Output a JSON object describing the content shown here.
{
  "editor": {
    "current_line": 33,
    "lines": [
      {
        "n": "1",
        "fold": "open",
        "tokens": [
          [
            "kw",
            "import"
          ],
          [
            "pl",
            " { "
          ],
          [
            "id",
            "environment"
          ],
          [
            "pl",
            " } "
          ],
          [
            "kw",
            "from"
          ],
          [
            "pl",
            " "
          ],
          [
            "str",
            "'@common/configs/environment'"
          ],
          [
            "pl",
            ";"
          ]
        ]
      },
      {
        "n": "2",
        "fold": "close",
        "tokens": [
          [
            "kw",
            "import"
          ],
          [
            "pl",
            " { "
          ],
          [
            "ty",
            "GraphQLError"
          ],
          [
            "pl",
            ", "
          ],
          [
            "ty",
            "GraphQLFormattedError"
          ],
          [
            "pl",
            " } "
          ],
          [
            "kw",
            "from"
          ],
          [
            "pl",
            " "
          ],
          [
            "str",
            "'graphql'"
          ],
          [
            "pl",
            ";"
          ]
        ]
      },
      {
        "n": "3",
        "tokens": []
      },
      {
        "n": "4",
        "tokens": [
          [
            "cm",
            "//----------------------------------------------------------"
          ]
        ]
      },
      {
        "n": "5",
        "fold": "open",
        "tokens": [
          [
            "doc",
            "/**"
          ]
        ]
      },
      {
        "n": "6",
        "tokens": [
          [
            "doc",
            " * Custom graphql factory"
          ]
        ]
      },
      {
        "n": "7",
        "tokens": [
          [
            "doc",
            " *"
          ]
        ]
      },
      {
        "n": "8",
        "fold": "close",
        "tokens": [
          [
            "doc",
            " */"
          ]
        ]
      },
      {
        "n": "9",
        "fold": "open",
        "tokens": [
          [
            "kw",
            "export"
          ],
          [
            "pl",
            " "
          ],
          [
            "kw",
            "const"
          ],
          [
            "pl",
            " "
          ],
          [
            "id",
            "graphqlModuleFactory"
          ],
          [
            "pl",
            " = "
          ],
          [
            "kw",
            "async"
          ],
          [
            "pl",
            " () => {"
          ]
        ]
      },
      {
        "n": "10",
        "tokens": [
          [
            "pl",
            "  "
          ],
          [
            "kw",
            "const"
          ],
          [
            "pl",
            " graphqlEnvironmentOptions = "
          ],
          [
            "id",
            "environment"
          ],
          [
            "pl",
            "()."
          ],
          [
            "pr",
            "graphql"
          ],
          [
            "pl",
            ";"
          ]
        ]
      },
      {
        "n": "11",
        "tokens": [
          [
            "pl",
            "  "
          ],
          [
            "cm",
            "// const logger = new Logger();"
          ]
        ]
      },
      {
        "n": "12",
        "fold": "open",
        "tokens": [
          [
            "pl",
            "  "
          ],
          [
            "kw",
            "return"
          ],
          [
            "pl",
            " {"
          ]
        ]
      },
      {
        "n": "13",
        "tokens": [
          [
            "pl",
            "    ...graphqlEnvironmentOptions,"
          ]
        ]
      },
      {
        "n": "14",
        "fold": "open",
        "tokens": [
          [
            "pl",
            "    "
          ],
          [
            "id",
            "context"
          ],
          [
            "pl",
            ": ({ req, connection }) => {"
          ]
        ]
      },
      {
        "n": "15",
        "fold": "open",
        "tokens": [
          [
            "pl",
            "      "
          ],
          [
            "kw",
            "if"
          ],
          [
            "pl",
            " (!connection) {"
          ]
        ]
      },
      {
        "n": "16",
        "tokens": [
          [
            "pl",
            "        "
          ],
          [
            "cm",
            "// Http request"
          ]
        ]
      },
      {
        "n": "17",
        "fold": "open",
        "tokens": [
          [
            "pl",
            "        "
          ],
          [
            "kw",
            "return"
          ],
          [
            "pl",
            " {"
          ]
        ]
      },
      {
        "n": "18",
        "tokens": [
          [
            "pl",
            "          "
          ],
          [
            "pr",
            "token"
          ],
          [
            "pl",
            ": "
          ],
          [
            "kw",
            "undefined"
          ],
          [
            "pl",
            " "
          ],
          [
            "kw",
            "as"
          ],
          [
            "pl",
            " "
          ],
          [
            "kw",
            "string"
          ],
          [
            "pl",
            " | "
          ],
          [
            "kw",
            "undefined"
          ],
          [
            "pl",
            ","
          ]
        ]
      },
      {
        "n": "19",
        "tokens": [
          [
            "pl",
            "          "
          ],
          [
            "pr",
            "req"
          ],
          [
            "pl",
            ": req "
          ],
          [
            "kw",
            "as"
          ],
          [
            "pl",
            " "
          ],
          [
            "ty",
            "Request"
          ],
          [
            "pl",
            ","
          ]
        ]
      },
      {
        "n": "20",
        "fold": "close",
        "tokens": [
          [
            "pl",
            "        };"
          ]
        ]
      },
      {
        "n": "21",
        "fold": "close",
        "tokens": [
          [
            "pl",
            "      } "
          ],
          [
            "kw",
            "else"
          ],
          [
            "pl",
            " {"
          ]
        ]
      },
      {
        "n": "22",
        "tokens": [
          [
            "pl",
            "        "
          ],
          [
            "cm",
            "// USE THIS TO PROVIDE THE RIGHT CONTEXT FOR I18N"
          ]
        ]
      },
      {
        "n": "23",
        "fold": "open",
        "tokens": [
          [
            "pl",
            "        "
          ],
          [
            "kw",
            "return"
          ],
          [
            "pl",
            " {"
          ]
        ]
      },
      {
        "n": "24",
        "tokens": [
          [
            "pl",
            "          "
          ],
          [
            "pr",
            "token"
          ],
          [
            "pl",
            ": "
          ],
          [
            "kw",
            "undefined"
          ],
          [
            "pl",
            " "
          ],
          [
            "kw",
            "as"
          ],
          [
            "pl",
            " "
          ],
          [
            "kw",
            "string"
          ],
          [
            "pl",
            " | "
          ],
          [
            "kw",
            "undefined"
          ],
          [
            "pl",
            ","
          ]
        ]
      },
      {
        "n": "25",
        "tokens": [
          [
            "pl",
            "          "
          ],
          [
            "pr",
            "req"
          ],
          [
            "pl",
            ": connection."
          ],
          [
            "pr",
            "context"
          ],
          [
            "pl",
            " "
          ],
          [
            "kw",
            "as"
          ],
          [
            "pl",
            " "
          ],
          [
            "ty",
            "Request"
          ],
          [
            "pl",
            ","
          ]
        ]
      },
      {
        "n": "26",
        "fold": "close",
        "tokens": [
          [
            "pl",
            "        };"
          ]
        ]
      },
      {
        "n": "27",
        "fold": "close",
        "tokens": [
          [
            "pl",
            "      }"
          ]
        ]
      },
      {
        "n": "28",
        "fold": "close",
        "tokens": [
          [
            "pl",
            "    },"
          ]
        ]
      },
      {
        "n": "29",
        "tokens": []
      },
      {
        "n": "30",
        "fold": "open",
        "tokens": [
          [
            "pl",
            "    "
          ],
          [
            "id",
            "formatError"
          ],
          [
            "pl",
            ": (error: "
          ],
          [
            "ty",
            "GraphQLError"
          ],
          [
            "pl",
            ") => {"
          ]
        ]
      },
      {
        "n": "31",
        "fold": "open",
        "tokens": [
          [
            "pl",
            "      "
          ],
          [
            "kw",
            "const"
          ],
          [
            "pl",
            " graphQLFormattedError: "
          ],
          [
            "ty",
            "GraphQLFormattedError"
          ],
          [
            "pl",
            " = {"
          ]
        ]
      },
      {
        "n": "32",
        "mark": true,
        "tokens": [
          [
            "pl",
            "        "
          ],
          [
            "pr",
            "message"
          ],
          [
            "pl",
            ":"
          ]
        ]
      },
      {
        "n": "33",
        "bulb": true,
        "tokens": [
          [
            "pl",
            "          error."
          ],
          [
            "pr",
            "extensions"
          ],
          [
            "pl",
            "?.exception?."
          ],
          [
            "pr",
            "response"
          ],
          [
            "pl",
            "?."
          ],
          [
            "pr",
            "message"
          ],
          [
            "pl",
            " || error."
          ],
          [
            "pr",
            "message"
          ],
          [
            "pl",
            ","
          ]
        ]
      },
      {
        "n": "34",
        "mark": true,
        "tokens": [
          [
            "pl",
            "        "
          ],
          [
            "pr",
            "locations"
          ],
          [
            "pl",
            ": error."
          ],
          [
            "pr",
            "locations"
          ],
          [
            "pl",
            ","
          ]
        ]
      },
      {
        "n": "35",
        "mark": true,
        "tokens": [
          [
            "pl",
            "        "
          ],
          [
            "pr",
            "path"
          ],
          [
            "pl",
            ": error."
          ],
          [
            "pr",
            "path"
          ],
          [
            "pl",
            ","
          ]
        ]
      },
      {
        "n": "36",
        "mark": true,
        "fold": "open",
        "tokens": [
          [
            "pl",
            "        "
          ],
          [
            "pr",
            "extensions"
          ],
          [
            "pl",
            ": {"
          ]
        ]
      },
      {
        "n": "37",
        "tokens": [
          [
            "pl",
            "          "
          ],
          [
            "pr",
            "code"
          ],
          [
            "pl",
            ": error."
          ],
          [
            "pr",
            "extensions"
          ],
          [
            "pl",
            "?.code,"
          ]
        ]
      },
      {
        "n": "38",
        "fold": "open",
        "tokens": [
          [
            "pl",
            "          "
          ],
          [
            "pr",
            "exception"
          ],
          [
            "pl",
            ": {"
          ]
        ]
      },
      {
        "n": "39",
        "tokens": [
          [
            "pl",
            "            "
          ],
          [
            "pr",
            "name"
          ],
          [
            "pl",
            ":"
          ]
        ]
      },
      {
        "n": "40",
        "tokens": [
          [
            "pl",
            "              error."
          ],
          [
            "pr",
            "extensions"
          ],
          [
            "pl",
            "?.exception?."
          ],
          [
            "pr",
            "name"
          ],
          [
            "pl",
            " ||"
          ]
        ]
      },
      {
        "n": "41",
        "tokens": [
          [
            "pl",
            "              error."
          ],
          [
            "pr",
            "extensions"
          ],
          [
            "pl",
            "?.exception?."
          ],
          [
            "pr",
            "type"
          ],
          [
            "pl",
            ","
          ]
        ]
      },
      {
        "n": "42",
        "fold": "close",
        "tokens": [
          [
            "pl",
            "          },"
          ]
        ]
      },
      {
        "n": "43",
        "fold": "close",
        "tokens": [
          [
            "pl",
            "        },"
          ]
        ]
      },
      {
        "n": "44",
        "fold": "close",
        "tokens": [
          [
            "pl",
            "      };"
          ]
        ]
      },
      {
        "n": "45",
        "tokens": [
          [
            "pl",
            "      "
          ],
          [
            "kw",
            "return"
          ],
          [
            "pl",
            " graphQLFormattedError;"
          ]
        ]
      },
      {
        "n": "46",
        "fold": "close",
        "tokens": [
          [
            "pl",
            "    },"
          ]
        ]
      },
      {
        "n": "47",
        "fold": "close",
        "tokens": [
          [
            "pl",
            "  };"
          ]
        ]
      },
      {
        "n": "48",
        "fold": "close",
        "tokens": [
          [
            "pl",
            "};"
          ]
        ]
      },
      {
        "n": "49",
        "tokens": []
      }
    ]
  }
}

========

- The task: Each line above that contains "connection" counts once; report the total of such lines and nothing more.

- Exercise answer: 3